During his American tour, Bowie had been profoundly affected by the living nightmare of the disintegrating cities. "Aladdin Sane," the next album, was his version of urban hell. The titles give the flavor of the whole thing; "Panic in Detroit," "Cracked Actor," "Drive-in Saturday"--but the track which caught on was "Jean Genie," the little boy who "snuck off to the city."
As though coming up for air, we turned next to "Pin Ups," an affectionate look back at the sixties, a collection of old favorites. And then on to "Diamond Dogs," a work so black and devoid of hope that no one else would have attempted it, let alone brought it off as brilliantly as this. The world of the Diamond Dogs is the worst of all futures, drawing inspiration from George Orwell's classic novel "1984" and the work of American avant garde author, William Burroughs. It was Burroughs who introduced David Bowie to the "cut-up" technique which has been a constant factor in his writing ever since. The idea of cut-up writing is to bring an element of chance into the process. The author writes a passage in several different ways, takes a pair of scissors, slices the paper into several bits, and then joins them together again in a new combination to produce a completely fresh version.
With "Diamond Dogs" David Bowie achieved an extraordinary maturity. And then, a sudden, bewildering change of direction with "Young Americans," an album he described as "relentless plastic soul."

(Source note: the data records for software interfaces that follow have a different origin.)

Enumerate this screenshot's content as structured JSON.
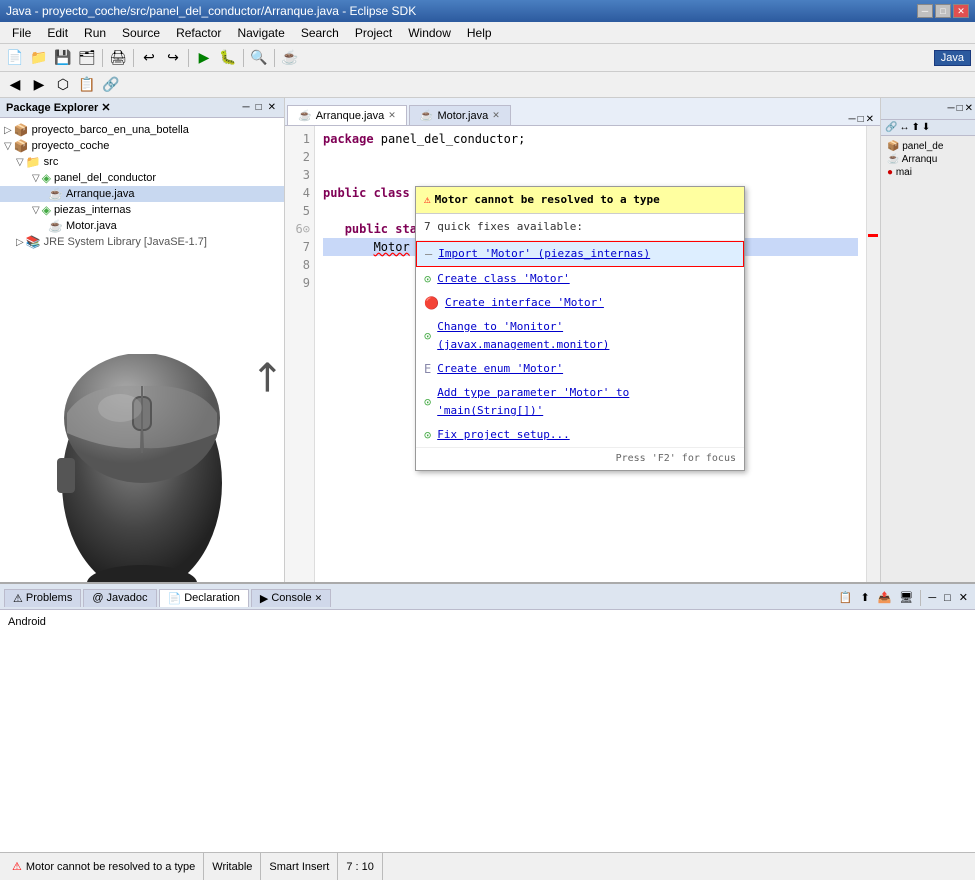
{
  "titlebar": {
    "title": "Java - proyecto_coche/src/panel_del_conductor/Arranque.java - Eclipse SDK",
    "controls": [
      "minimize",
      "maximize",
      "close"
    ]
  },
  "menubar": {
    "items": [
      "File",
      "Edit",
      "Run",
      "Source",
      "Refactor",
      "Navigate",
      "Search",
      "Project",
      "Window",
      "Help"
    ]
  },
  "toolbar": {
    "java_label": "Java"
  },
  "package_explorer": {
    "title": "Package Explorer",
    "items": [
      {
        "label": "proyecto_barco_en_una_botella",
        "indent": 0,
        "type": "project",
        "arrow": "▷"
      },
      {
        "label": "proyecto_coche",
        "indent": 0,
        "type": "project",
        "arrow": "▽"
      },
      {
        "label": "src",
        "indent": 1,
        "type": "folder",
        "arrow": "▽"
      },
      {
        "label": "panel_del_conductor",
        "indent": 2,
        "type": "package",
        "arrow": "▽"
      },
      {
        "label": "Arranque.java",
        "indent": 3,
        "type": "java",
        "arrow": ""
      },
      {
        "label": "piezas_internas",
        "indent": 2,
        "type": "package",
        "arrow": "▽"
      },
      {
        "label": "Motor.java",
        "indent": 3,
        "type": "java",
        "arrow": ""
      },
      {
        "label": "JRE System Library [JavaSE-1.7]",
        "indent": 1,
        "type": "library",
        "arrow": "▷"
      }
    ]
  },
  "editor": {
    "tabs": [
      {
        "label": "Arranque.java",
        "active": true
      },
      {
        "label": "Motor.java",
        "active": false
      }
    ],
    "lines": [
      {
        "num": 1,
        "text": "package panel_del_conductor;",
        "highlight": false
      },
      {
        "num": 2,
        "text": "",
        "highlight": false
      },
      {
        "num": 3,
        "text": "",
        "highlight": false
      },
      {
        "num": 4,
        "text": "public class Arranque {",
        "highlight": false
      },
      {
        "num": 5,
        "text": "",
        "highlight": false
      },
      {
        "num": 6,
        "text": "    public static void main(String[] args) {",
        "highlight": false
      },
      {
        "num": 7,
        "text": "        Motor mi_motor = new Motor (20);",
        "highlight": true
      },
      {
        "num": 8,
        "text": "",
        "highlight": false
      },
      {
        "num": 9,
        "text": "",
        "highlight": false
      }
    ]
  },
  "quickfix": {
    "error_msg": "Motor cannot be resolved to a type",
    "subtitle": "7 quick fixes available:",
    "items": [
      {
        "icon": "import",
        "label": "Import 'Motor' (piezas_internas)",
        "selected": true,
        "link": true
      },
      {
        "icon": "class",
        "label": "Create class 'Motor'",
        "selected": false,
        "link": true
      },
      {
        "icon": "interface",
        "label": "Create interface 'Motor'",
        "selected": false,
        "link": true
      },
      {
        "icon": "change",
        "label": "Change to 'Monitor' (javax.management.monitor)",
        "selected": false,
        "link": true
      },
      {
        "icon": "enum",
        "label": "Create enum 'Motor'",
        "selected": false,
        "link": true
      },
      {
        "icon": "param",
        "label": "Add type parameter 'Motor' to 'main(String[])'",
        "selected": false,
        "link": true
      },
      {
        "icon": "project",
        "label": "Fix project setup...",
        "selected": false,
        "link": true
      }
    ],
    "footer": "Press 'F2' for focus"
  },
  "right_panel": {
    "items": [
      "panel_de",
      "Arranqu",
      "mai"
    ]
  },
  "bottom_panel": {
    "tabs": [
      {
        "label": "Problems",
        "icon": "⚠",
        "active": false
      },
      {
        "label": "Javadoc",
        "icon": "@",
        "active": false
      },
      {
        "label": "Declaration",
        "icon": "📄",
        "active": true
      },
      {
        "label": "Console",
        "icon": "▶",
        "active": false
      }
    ],
    "content": "Android"
  },
  "statusbar": {
    "message": "Motor cannot be resolved to a type",
    "writable": "Writable",
    "insert_mode": "Smart Insert",
    "position": "7 : 10"
  }
}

The album produced a hit single, "Fame" (co-written with John Lennon) and marked a radical departure from both the Ziggy and Diamond Dogs personae. This was Bowie taking the stealthy approach, using a familiar idiom to make his point.
Early in 1976 came "The Man Who Fell To Earth," the film directed by Nicholas Roeg in which Bowie plays the part of a visitor from space, stranded on Earth. "The success ... owes much of its credibility to Bowie's long-suffering countenance, the otherworld remoteness of his personality," said one critic, and it is certainly difficult to think of anyone else who could have conveyed the same impression. Bowie was universally acclaimed for his part in the movie. It could have been invented with him in mind.

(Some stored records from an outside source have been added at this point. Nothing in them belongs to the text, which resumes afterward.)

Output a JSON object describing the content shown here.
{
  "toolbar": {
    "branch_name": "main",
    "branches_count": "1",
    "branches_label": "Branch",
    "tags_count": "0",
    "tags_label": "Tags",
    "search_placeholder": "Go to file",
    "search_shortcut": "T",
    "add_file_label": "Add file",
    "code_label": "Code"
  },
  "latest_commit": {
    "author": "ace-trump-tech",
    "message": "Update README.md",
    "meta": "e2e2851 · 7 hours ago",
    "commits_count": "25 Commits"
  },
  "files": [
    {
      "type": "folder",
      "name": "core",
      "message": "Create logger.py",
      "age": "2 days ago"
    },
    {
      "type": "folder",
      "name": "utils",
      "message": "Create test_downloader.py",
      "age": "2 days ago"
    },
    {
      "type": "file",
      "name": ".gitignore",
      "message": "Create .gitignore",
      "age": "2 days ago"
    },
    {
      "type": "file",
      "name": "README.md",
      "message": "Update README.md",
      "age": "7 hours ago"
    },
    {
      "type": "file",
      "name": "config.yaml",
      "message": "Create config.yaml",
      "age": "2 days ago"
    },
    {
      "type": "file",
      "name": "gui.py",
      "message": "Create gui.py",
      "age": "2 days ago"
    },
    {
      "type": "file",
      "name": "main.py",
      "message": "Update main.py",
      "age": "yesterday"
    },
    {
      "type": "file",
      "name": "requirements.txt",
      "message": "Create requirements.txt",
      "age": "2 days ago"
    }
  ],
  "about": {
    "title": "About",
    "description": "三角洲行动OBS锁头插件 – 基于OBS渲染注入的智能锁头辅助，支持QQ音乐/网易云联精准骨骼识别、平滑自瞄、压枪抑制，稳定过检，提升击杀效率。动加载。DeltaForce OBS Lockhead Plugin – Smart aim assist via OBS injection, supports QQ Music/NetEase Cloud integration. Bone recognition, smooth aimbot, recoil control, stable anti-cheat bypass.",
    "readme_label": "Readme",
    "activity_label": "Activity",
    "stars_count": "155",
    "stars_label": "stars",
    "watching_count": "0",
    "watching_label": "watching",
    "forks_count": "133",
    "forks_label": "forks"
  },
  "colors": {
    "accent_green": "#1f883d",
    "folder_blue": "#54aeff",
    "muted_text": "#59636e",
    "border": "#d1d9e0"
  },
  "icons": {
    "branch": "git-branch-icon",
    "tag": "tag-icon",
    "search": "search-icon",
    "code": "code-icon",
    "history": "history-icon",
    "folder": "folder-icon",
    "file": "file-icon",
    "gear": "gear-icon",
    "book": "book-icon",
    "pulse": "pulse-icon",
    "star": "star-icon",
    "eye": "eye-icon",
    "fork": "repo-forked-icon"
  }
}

The next album, "Station to Station," was a cautious advance on "Young Americans.-, To coincide with its release Bowie went on tour with a new stage show. This was a complete departure from his earlier appearances and revealed another of his great influences-the German Expressionists of the early 20th century. These artists, particularly the film director Georg Wilhelm Pabst, had long fascinated him and he met about emulating the stark, clinical lighting which Pabst always employed. No one who saw this show could forget the curiously tense and vulnerable figure illuminated in that harsh, flat glare.
And then Bowie changed direction yet again and came up with perhaps the most puzzling album so far. "Low" was quite unexpected. "Bowie doesn't sit on his laurels," the Sounds critic remarked, "he shreds them and thinks again." Half the album has no singing at all. It is a testament to Bowie's nerve, in that he gives the lion's share to electronics' abstract structures of pure sound, created by himself and Eno. Now, with "Heroes" before us, we can see the logic of it.
"Low" was a clearing of the decks, a completely fresh start. "I've given up adding to myself," he says. "I've stopped trying to adapt. No more characters."
With "Heroes" Bowie is at last Bowie and that is really a totally new character.
Bowie has just completed work on his second film, "Just A Gigolo" directed by actor David Hemmings. Appearing with Bowie is an international cast that includes Kim Novak, Sydne Rome, Curt Jurgens and Marlene Dietrich. "Just A Gigolo" tells the story of a young Prussian soldier trying to adjust to the vast economical and social changes he discovers in the post-war Berlin of the 1920's.